RECORD EXTRACTS Block Start
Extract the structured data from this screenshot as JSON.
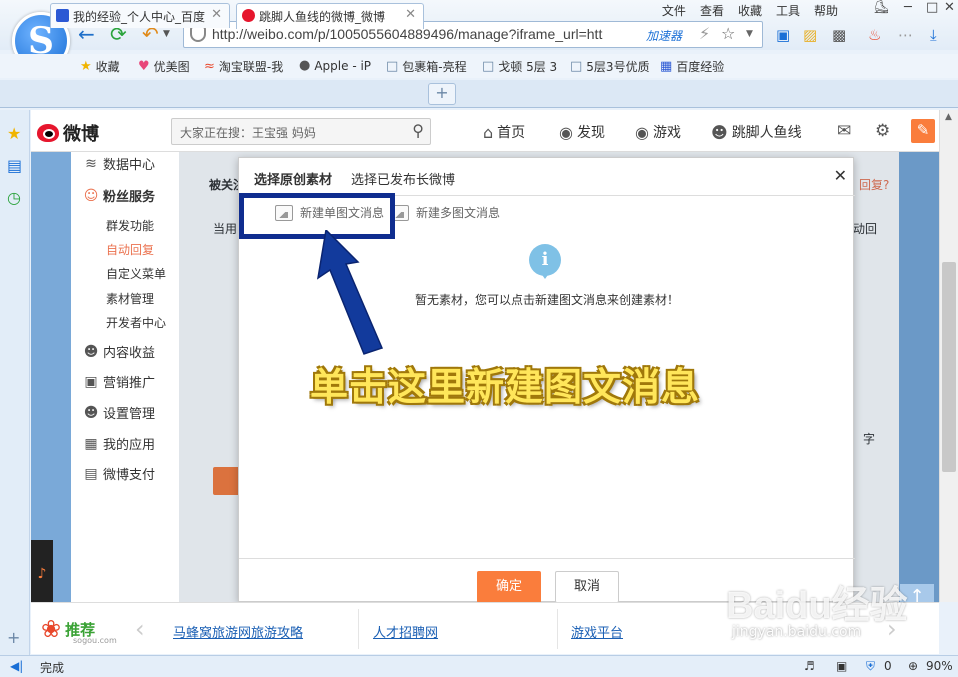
{
  "browser": {
    "menu": [
      "文件",
      "查看",
      "收藏",
      "工具",
      "帮助"
    ],
    "address": {
      "url": "http://weibo.com/p/1005055604889496/manage?iframe_url=htt",
      "accelerator": "加速器"
    },
    "bookmarks": [
      "收藏",
      "优美图",
      "淘宝联盟-我",
      "Apple - iP",
      "包裹箱-亮程",
      "戈顿 5层 3",
      "5层3号优质",
      "百度经验"
    ],
    "tabs": [
      {
        "title": "我的经验_个人中心_百度",
        "active": false
      },
      {
        "title": "跳脚人鱼线的微博_微博",
        "active": true
      }
    ],
    "status": {
      "text": "完成",
      "counter": "0",
      "zoom": "90%"
    }
  },
  "weibo": {
    "logo_text": "微博",
    "search_placeholder": "大家正在搜：王宝强 妈妈",
    "nav": {
      "home": "首页",
      "discover": "发现",
      "game": "游戏",
      "user": "跳脚人鱼线"
    },
    "menu": {
      "data_center": "数据中心",
      "fans_service": "粉丝服务",
      "fans_sub": [
        "群发功能",
        "自动回复",
        "自定义菜单",
        "素材管理",
        "开发者中心"
      ],
      "content_income": "内容收益",
      "marketing": "营销推广",
      "settings": "设置管理",
      "my_apps": "我的应用",
      "pay": "微博支付"
    },
    "behind": {
      "followed": "被关注",
      "current": "当用",
      "reply_q": "回复?",
      "auto_q": "动回",
      "chars": "字"
    }
  },
  "modal": {
    "tabs": [
      "选择原创素材",
      "选择已发布长微博"
    ],
    "new_single": "新建单图文消息",
    "new_multi": "新建多图文消息",
    "empty_message": "暂无素材，您可以点击新建图文消息来创建素材！",
    "ok": "确定",
    "cancel": "取消"
  },
  "annotation": {
    "callout": "单击这里新建图文消息",
    "box_color": "#0f2d8f",
    "text_color": "#ffe65a"
  },
  "recommend": {
    "title": "推荐",
    "source": "sogou.com",
    "links": [
      "马蜂窝旅游网旅游攻略",
      "人才招聘网",
      "游戏平台"
    ]
  },
  "watermark": {
    "line1": "Baidu经验",
    "line2": "jingyan.baidu.com"
  }
}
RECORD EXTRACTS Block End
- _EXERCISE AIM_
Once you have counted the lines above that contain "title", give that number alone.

- _WRITTEN SOLUTION_
3